=== Data shown ===

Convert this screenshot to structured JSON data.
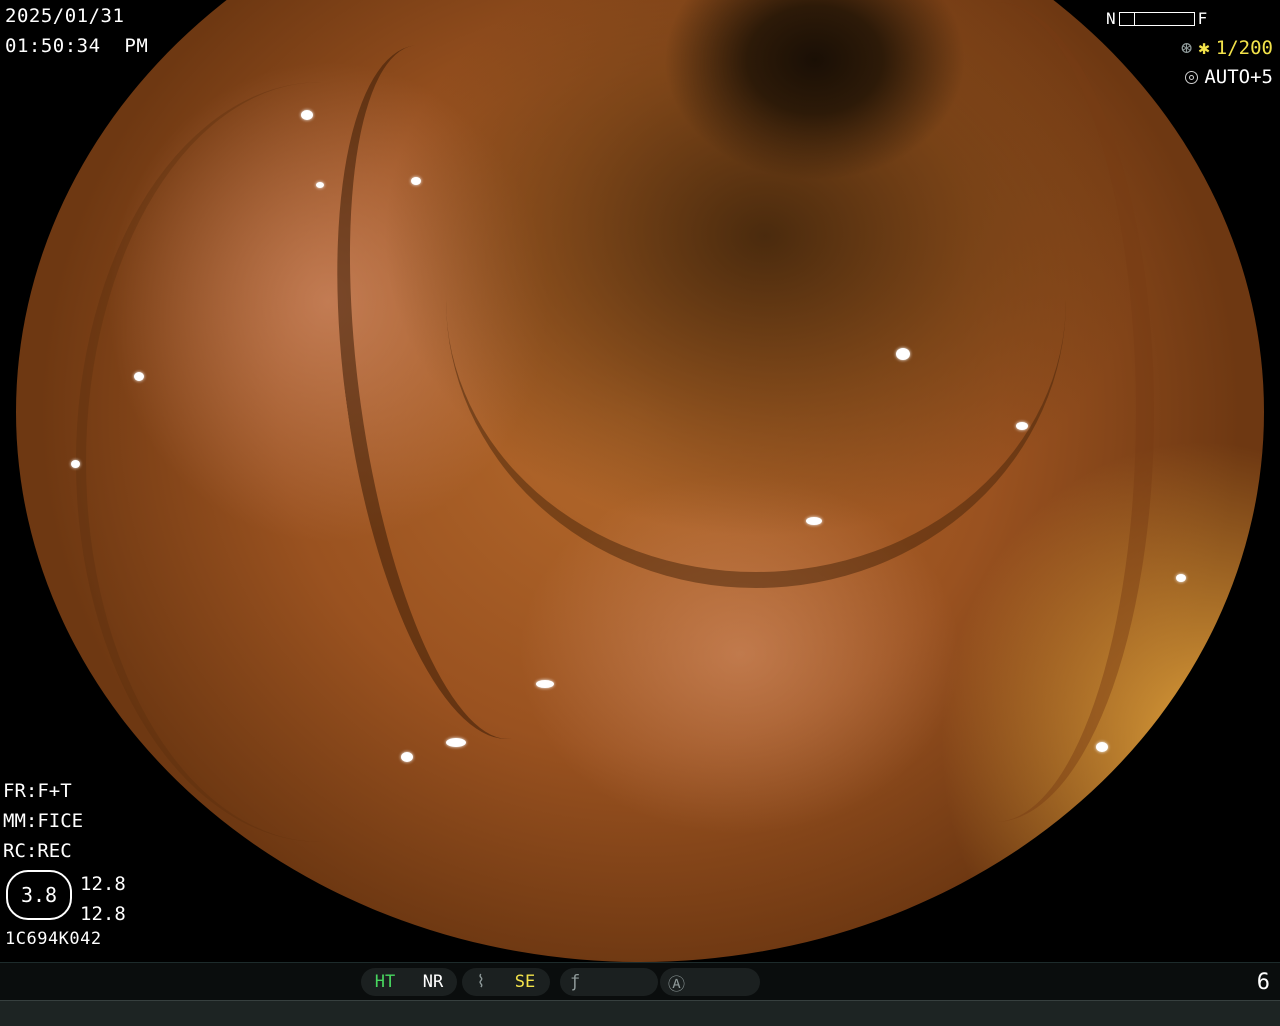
{
  "overlay": {
    "date": "2025/01/31",
    "time": "01:50:34  PM"
  },
  "top_right": {
    "nf_left": "N",
    "nf_right": "F",
    "shutter_marker": "✱",
    "shutter": "1/200",
    "auto_exposure": "AUTO+5"
  },
  "info": {
    "fr": "FR:F+T",
    "mm": "MM:FICE",
    "rc": "RC:REC",
    "hex_value": "3.8",
    "value_top": "12.8",
    "value_bottom": "12.8",
    "serial": "1C694K042"
  },
  "bottom_bar": {
    "ht": "HT",
    "nr": "NR",
    "se": "SE",
    "page_number": "6"
  },
  "icons": [
    "aperture-icon",
    "ring-icon",
    "waveform-icon",
    "italic-f-icon",
    "circle-a-icon"
  ],
  "colors": {
    "background": "#000000",
    "status_green": "#48d65f",
    "status_yellow": "#f2e24a",
    "bar_bg": "#0a0d0d"
  }
}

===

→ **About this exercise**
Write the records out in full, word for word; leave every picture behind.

→ **Response area**
Convert this screenshot to structured JSON data.
{
  "overlay": {
    "date": "2025/01/31",
    "time": "01:50:34  PM"
  },
  "top_right": {
    "nf_left": "N",
    "nf_right": "F",
    "shutter_marker": "✱",
    "shutter": "1/200",
    "auto_exposure": "AUTO+5"
  },
  "info": {
    "fr": "FR:F+T",
    "mm": "MM:FICE",
    "rc": "RC:REC",
    "hex_value": "3.8",
    "value_top": "12.8",
    "value_bottom": "12.8",
    "serial": "1C694K042"
  },
  "bottom_bar": {
    "ht": "HT",
    "nr": "NR",
    "se": "SE",
    "page_number": "6"
  },
  "icons": [
    "aperture-icon",
    "ring-icon",
    "waveform-icon",
    "italic-f-icon",
    "circle-a-icon"
  ],
  "colors": {
    "background": "#000000",
    "status_green": "#48d65f",
    "status_yellow": "#f2e24a",
    "bar_bg": "#0a0d0d"
  }
}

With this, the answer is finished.